Uber faces an ongoing gender-discrimination probe by the US Equal Employment Opportunity Commission, said a person familiar with the matter, as new questions arise about the company’s corporate culture.
The inquiry, which began in August, focuses on allegations of pay disparities and other discriminatory conduct toward women, said the person, who asked not to be identified because the matter is private. It’s one of at least a half-dozen federal investigations into the ride-hailing company that have emerged in the last year or so.
Uber is trying to rebuild its reputation after a tumultuous year in which allegations of discrimination and questionable business practices led to the firing of about 20 employees and the ouster of co-founder Travis Kalanick as chief executive officer. Dara Khosrowshahi, who took over for Kalanick in September, has said he’s remaking Uber to be a more ethical company.
But Khosrowshahi’s efforts were dealt two high-profile setbacks in the last week. On Tuesday, Uber said Liane Hornsey, the human resources chief, was departing. The staff change came after an accusation that she didn’t take allegations of racial discrimination seriously.
On Friday, the New York Times reported that Barney Harford, the chief operating officer appointed by Khosrowshahi, had apologised to employees after complaints that he had made insensitive racial remarks during a conference call.
Uber is looking into Harford’s conduct, but it’s “too soon” to say what the result will be, Khosrowshahi said onstage on Monday at a Fortune conference in Aspen, Colorado. “Sometimes it takes a punch in the face to see things clearly,” Khosrowshahi said. “This is one of those moments for me. It was a rough week.”
Matt Kallman, a spokesperson for Uber, wrote in an emailed statement: “We are continually improving as a company and have proactively made a lot of changes in the last 18 months.” He said the San Francisco-based company is implementing a new salary and equity structure, overhauling its performance review process and rolling out diversity and leadership trainings to much of its 18 000 employees globally.
The discrimination probe was reported earlier on Monday by the Wall Street Journal.

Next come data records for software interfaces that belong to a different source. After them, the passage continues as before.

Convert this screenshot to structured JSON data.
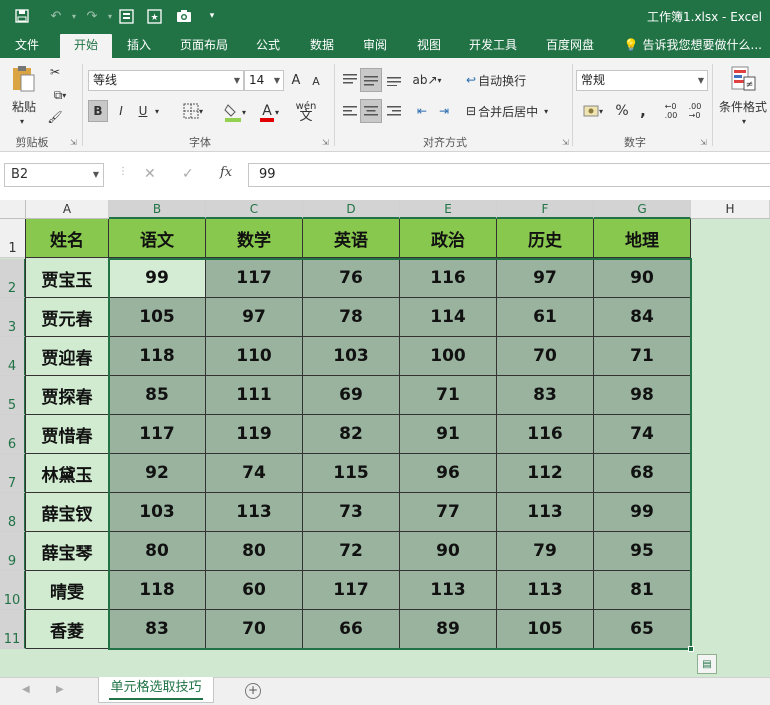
{
  "window": {
    "title": "工作簿1.xlsx - Excel"
  },
  "tabs": [
    "文件",
    "开始",
    "插入",
    "页面布局",
    "公式",
    "数据",
    "审阅",
    "视图",
    "开发工具",
    "百度网盘"
  ],
  "active_tab": "开始",
  "tell_me": "告诉我您想要做什么...",
  "ribbon": {
    "clipboard": {
      "paste": "粘贴",
      "label": "剪贴板"
    },
    "font": {
      "name": "等线",
      "size": "14",
      "bold": "B",
      "italic": "I",
      "underline": "U",
      "label": "字体",
      "grow": "A",
      "shrink": "A",
      "phonetic": "wén"
    },
    "alignment": {
      "wrap": "自动换行",
      "merge": "合并后居中",
      "label": "对齐方式"
    },
    "number": {
      "format": "常规",
      "percent": "%",
      "comma": ",",
      "label": "数字"
    },
    "styles": {
      "conditional": "条件格式"
    }
  },
  "formula_bar": {
    "name_box": "B2",
    "cancel": "✕",
    "enter": "✓",
    "fx": "fx",
    "content": "99"
  },
  "sheet": {
    "columns": [
      "A",
      "B",
      "C",
      "D",
      "E",
      "F",
      "G",
      "H"
    ],
    "rows": [
      "1",
      "2",
      "3",
      "4",
      "5",
      "6",
      "7",
      "8",
      "9",
      "10",
      "11"
    ],
    "header": [
      "姓名",
      "语文",
      "数学",
      "英语",
      "政治",
      "历史",
      "地理"
    ],
    "data": [
      [
        "贾宝玉",
        "99",
        "117",
        "76",
        "116",
        "97",
        "90"
      ],
      [
        "贾元春",
        "105",
        "97",
        "78",
        "114",
        "61",
        "84"
      ],
      [
        "贾迎春",
        "118",
        "110",
        "103",
        "100",
        "70",
        "71"
      ],
      [
        "贾探春",
        "85",
        "111",
        "69",
        "71",
        "83",
        "98"
      ],
      [
        "贾惜春",
        "117",
        "119",
        "82",
        "91",
        "116",
        "74"
      ],
      [
        "林黛玉",
        "92",
        "74",
        "115",
        "96",
        "112",
        "68"
      ],
      [
        "薛宝钗",
        "103",
        "113",
        "73",
        "77",
        "113",
        "99"
      ],
      [
        "薛宝琴",
        "80",
        "80",
        "72",
        "90",
        "79",
        "95"
      ],
      [
        "晴雯",
        "118",
        "60",
        "117",
        "113",
        "113",
        "81"
      ],
      [
        "香菱",
        "83",
        "70",
        "66",
        "89",
        "105",
        "65"
      ]
    ],
    "active_cell": "B2"
  },
  "sheet_tabs": {
    "active": "单元格选取技巧"
  },
  "colors": {
    "excel_green": "#217346",
    "header_fill": "#88c84e",
    "name_fill": "#d0ebd0",
    "data_fill": "#99b39e"
  }
}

The EEOC declined to comment on the probe, citing confidentiality rules. "Information becomes public only when the EEOC files a lawsuit, which is typically a last resort," said spokeswoman Kimberly Smith-Brown.
The agency has closely scrutinised Silicon Valley in recent years. In 2016, it probed Google over age discrimination and is looking into similar claims at Intel.